When you open up the cupboard, how do you decide what you’re going to snack on? Is it based on what you’re craving? The tastiest thing you lay eyes on? Or perhaps the healthiest snack available? A team of researchers has attempted to try and better understand this decision-making process by picking apart how a person decides what to eat.
The research team started by wondering how health factors into food decisions. Based on past research, they believed that taste was the primary consideration to the health factor. Taste is an easy measure for most since knowing how good something tastes is just a matter of putting it in your mouth.
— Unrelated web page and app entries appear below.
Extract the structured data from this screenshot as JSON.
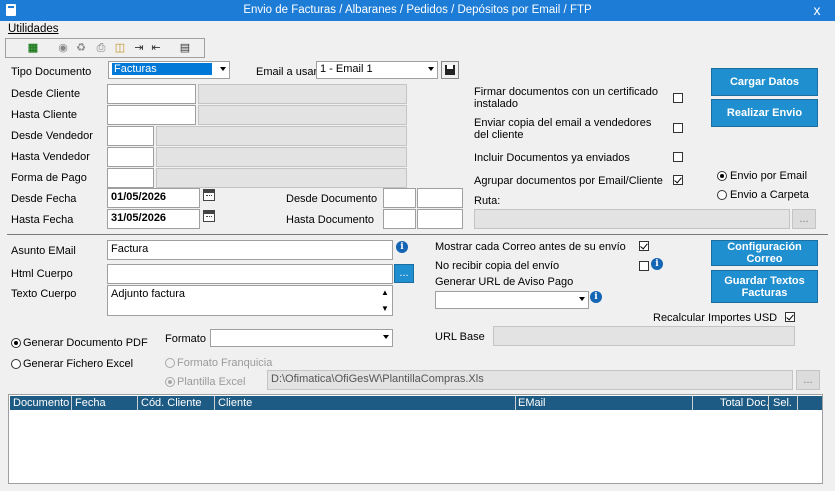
{
  "window": {
    "title": "Envio de Facturas / Albaranes / Pedidos / Depósitos por Email / FTP",
    "close": "x"
  },
  "menu": {
    "utilidades": "Utilidades"
  },
  "toolbar": {
    "icons": [
      "excel-icon",
      "binoculars-icon",
      "recycle-icon",
      "print-icon",
      "folder-open-icon",
      "import-icon",
      "export-icon",
      "report-icon"
    ]
  },
  "form": {
    "tipo_documento_label": "Tipo Documento",
    "tipo_documento_value": "Facturas",
    "email_usar_label": "Email a usar",
    "email_usar_value": "1 - Email 1",
    "desde_cliente_label": "Desde Cliente",
    "hasta_cliente_label": "Hasta Cliente",
    "desde_vendedor_label": "Desde Vendedor",
    "hasta_vendedor_label": "Hasta Vendedor",
    "forma_pago_label": "Forma de Pago",
    "desde_fecha_label": "Desde Fecha",
    "desde_fecha_value": "01/05/2026",
    "hasta_fecha_label": "Hasta Fecha",
    "hasta_fecha_value": "31/05/2026",
    "desde_documento_label": "Desde Documento",
    "hasta_documento_label": "Hasta Documento",
    "ruta_label": "Ruta:",
    "ruta_button": "..."
  },
  "options": {
    "firmar_label": "Firmar documentos con un certificado instalado",
    "firmar_checked": false,
    "copia_vendedores_label": "Enviar copia del email a vendedores del cliente",
    "copia_vendedores_checked": false,
    "incluir_enviados_label": "Incluir Documentos ya enviados",
    "incluir_enviados_checked": false,
    "agrupar_label": "Agrupar documentos por Email/Cliente",
    "agrupar_checked": true,
    "envio_email_label": "Envio por Email",
    "envio_carpeta_label": "Envio a Carpeta"
  },
  "buttons": {
    "cargar_datos": "Cargar Datos",
    "realizar_envio": "Realizar Envio",
    "config_correo": "Configuración Correo",
    "guardar_textos": "Guardar Textos Facturas"
  },
  "email": {
    "asunto_label": "Asunto EMail",
    "asunto_value": "Factura",
    "html_cuerpo_label": "Html Cuerpo",
    "html_button": "...",
    "texto_cuerpo_label": "Texto Cuerpo",
    "texto_cuerpo_value": "Adjunto factura",
    "mostrar_correo_label": "Mostrar cada Correo antes de su envío",
    "mostrar_correo_checked": true,
    "no_recibir_label": "No recibir copia del envío",
    "no_recibir_checked": false,
    "url_aviso_label": "Generar URL de  Aviso Pago",
    "recalcular_label": "Recalcular Importes USD",
    "recalcular_checked": true,
    "url_base_label": "URL Base"
  },
  "output": {
    "generar_pdf_label": "Generar Documento PDF",
    "generar_excel_label": "Generar Fichero Excel",
    "formato_label": "Formato",
    "formato_franquicia_label": "Formato Franquicia",
    "plantilla_excel_label": "Plantilla Excel",
    "plantilla_path": "D:\\Ofimatica\\OfiGesW\\PlantillaCompras.Xls",
    "plantilla_button": "..."
  },
  "grid": {
    "columns": [
      "Documento",
      "Fecha",
      "Cód. Cliente",
      "Cliente",
      "EMail",
      "Total Doc.",
      "Sel."
    ]
  },
  "colors": {
    "titlebar": "#1c7cd6",
    "button": "#1f8fcf",
    "grid_header": "#1d5a84"
  }
}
Determining health is a more intellectual process that involves gathering information about the food and its ingredients and deciding whether they’re “healthy.” Because that mental math takes time, the researchers guessed that a decision about what to eat was first made on taste with health information later layered on. Read more »
OK, It’s the winter holiday season – and between the frigid and ever-changing weather, dry heating, and running around for gifts and holiday parties, my skin is having a rough time. Yours too? Not to mention, my summer regimen just doesn’t apply when it’s the dead of winter. So, to help get all of us glowing, I’ve enlisted the help of dermatologist Dr. Amy Kim, a dermatologist and Mohs surgeon at MetroDerm in Atlanta, GA. Here’s her advice. Read more »
On Sharecare we’re letting you in on ways to beat the stress, sharing recipes that will satisfy your sweet tooth without expanding your waistline and giving you some expert safety tips — all in time for the holidays.
1. Hosting a holiday party? You’ll have everyone crowded around the snacks instead of under the mistletoe with these mouth-watering – and guilt-free – desserts.
2. From devices that track activity to sensors that give insight into sleep patterns, check out these high-tech health gadgets that make great stocking stuffers.
3. With presents to buy, family to entertain and cookies to bake, holiday prep can be overwhelming. If you’re feeling frazzled, check out these tips to tame the tension.
4. Too much eggnog can give you more than just a hangover. Get the scoop from Dr. Darria Long Gillespie on how excess partying can lead to what some experts call Holiday Heart Syndrome, and ways you can avoid it.
5. Doing some decorating? Putting up the tree? Watch out for holiday hazards that could turn a joyful time with loved ones into an unplanned trip to the ER.
What will nutritionists be buzzing about in 2015? Get ready for beef bone broths, edible food wrappers and foods that fuel a vibrant microbiome. Read on to learn more. Read more »